I have used Hayseedhamfest for multisection caps for an HP VTVM rebuild. They make great caps.
Their only draw back is they are not inexpesive.
Paul Koby
KA5OBI


Re: Fix or Part Out a Tek 475A

Ed Breya
 

The normal way to discharge Tek CRTs with Alden connectors, is to carefully pull the CRT end of the connector out, and discharge the tip to the chassis. Problem is, this isn't always easy, because the connector halves are often stuck together pretty well - especially if one part is silicone rubber. Also, it's usually in tight quarters, with fairly short leads. First twist the halves to break the bond, then hold the outer part firmly and twist and pull the inner part just until it unsnaps, and withdraw it slowly. The real trick is to not be nervous or shaky, and accidentally let go of the CRT lead - hold steady until you can get the exposed pin to contact only an open area of chassis or shielding. If you slip and let it loose on the way out, the lead may flail around and zap your fingers, or worse, land in some nearby circuitry. Dexterity and control are crucial - like opening a bag of chips without having it suddenly shred and fling the contents everywhere. Practice makes perfect - you can eventually do it with one hand, without even looking.
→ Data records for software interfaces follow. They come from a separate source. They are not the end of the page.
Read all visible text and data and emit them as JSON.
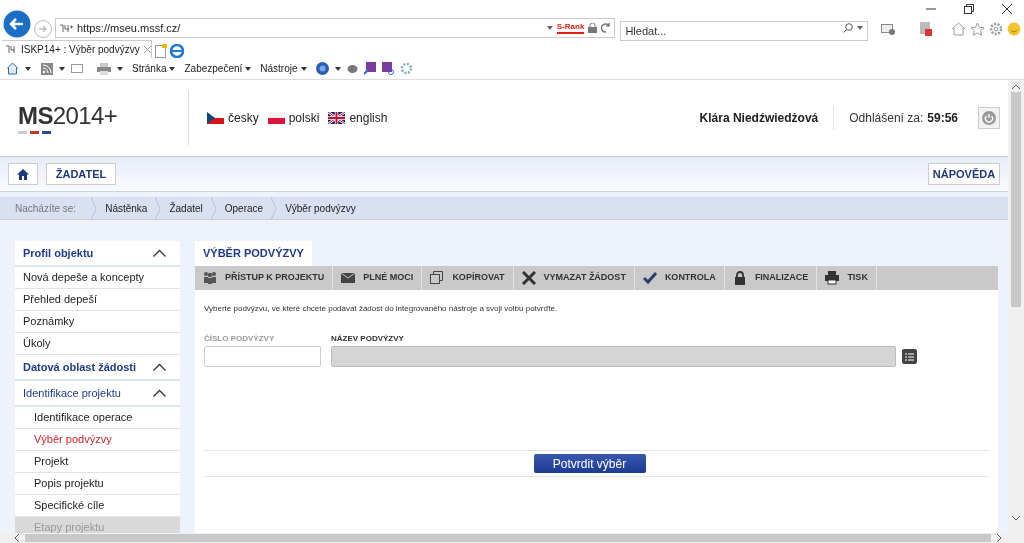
{
  "browser": {
    "address": "https://mseu.mssf.cz/",
    "rank_badge": "S-Rank",
    "search": {
      "placeholder": "Hledat..."
    },
    "tabs": [
      {
        "label": "ISKP14+ : Výběr podvýzvy",
        "selected": true
      }
    ],
    "menus": [
      "Stránka",
      "Zabezpečení",
      "Nástroje"
    ]
  },
  "header": {
    "logo_bold": "MS",
    "logo_rest": "2014+",
    "languages": [
      {
        "label": "česky",
        "kind": "cz"
      },
      {
        "label": "polski",
        "kind": "pl"
      },
      {
        "label": "english",
        "kind": "gb"
      }
    ],
    "user": "Klára Niedźwiedżová",
    "logout_label": "Odhlášení za:",
    "logout_time": "59:56"
  },
  "nav": {
    "applicant_button": "ŽADATEL",
    "help_button": "NÁPOVĚDA"
  },
  "breadcrumb": {
    "label": "Nacházíte se:",
    "items": [
      "Nástěnka",
      "Žadatel",
      "Operace",
      "Výběr podvýzvy"
    ]
  },
  "sidebar": {
    "sections": [
      {
        "title": "Profil objektu",
        "kind": "section",
        "expanded": true,
        "children": [
          {
            "label": "Nová depeše a koncepty",
            "selected": false,
            "disabled": false
          },
          {
            "label": "Přehled depeší",
            "selected": false,
            "disabled": false
          },
          {
            "label": "Poznámky",
            "selected": false,
            "disabled": false
          },
          {
            "label": "Úkoly",
            "selected": false,
            "disabled": false
          }
        ]
      },
      {
        "title": "Datová oblast žádosti",
        "kind": "section",
        "expanded": true
      },
      {
        "title": "Identifikace projektu",
        "kind": "subsection",
        "expanded": true,
        "children": [
          {
            "label": "Identifikace operace",
            "selected": false,
            "disabled": false
          },
          {
            "label": "Výběr podvýzvy",
            "selected": true,
            "disabled": false
          },
          {
            "label": "Projekt",
            "selected": false,
            "disabled": false
          },
          {
            "label": "Popis projektu",
            "selected": false,
            "disabled": false
          },
          {
            "label": "Specifické cíle",
            "selected": false,
            "disabled": false
          },
          {
            "label": "Etapy projektu",
            "selected": false,
            "disabled": true
          }
        ]
      }
    ]
  },
  "main": {
    "tabs": [
      {
        "label": "VÝBĚR PODVÝZVY",
        "selected": true
      }
    ],
    "actions": [
      {
        "label": "PŘÍSTUP K PROJEKTU",
        "kind": "people"
      },
      {
        "label": "PLNÉ MOCI",
        "kind": "mail"
      },
      {
        "label": "KOPÍROVAT",
        "kind": "copy"
      },
      {
        "label": "VYMAZAT ŽÁDOST",
        "kind": "delete"
      },
      {
        "label": "KONTROLA",
        "kind": "check"
      },
      {
        "label": "FINALIZACE",
        "kind": "lock"
      },
      {
        "label": "TISK",
        "kind": "print"
      }
    ],
    "instruction": "Vyberte podvýzvu, ve které chcete podávat žádost do integrovaného nástroje a svoji volbu potvrďte.",
    "fields": [
      {
        "label": "ČÍSLO PODVÝZVY",
        "readonly": false
      },
      {
        "label": "NÁZEV PODVÝZVY",
        "readonly": true
      }
    ],
    "confirm_button": "Potvrdit výběr"
  }
}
Ed


Re: Multi-section electrolytic capacitors from Hayseed

John Atwood
 

FWI: Antique Electronic Supply (tubesandmore.com <http://tubesandmore.com/>) sells new manufacture twist-lock electrolytics under their “CE Manufacturing" brand. They bought the tooling and equipment from Aerovox when Aerovox shut down their line ten or fifteen years ago. The property tags on the equipment say “Mallory”, though. They do have a source for cans, tabs, phenolic bases, etched foil, etc., but I doubt they would sell them to individuals. The capacitors are a bit expensive, but they are the real deal, not restuffed cans. See:
https://www.tubesandmore.com/products/capacitors?filters=Brand%3DCE%20Manufacturing <https://www.tubesandmore.com/products/capacitors?filters=Brand=CE%20Manufacturing>
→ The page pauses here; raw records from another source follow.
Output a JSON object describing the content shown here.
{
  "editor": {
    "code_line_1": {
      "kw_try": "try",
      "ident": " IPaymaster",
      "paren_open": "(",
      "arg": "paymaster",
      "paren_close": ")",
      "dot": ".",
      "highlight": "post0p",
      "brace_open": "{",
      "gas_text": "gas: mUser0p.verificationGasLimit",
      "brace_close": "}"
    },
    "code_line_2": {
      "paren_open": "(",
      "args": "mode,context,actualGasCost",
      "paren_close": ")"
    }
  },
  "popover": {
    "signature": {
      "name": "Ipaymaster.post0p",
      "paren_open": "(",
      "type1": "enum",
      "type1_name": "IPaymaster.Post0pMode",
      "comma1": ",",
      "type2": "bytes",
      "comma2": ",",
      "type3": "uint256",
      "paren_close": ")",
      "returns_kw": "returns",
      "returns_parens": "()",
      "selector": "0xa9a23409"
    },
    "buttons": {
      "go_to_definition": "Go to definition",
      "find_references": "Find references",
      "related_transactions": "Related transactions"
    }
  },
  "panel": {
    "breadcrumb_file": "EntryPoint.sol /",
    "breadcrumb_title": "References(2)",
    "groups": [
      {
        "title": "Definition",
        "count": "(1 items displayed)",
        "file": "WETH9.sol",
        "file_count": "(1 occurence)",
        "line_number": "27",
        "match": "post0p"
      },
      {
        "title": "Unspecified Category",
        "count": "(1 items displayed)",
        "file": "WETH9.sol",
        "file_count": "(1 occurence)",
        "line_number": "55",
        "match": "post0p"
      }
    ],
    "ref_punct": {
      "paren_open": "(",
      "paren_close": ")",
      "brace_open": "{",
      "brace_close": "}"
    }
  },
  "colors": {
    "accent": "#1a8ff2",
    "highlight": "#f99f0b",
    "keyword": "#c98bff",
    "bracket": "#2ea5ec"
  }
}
My connection: I do occasional consulting for them.

- John Atwood, WA1ICI

13141 - 13160 of 186446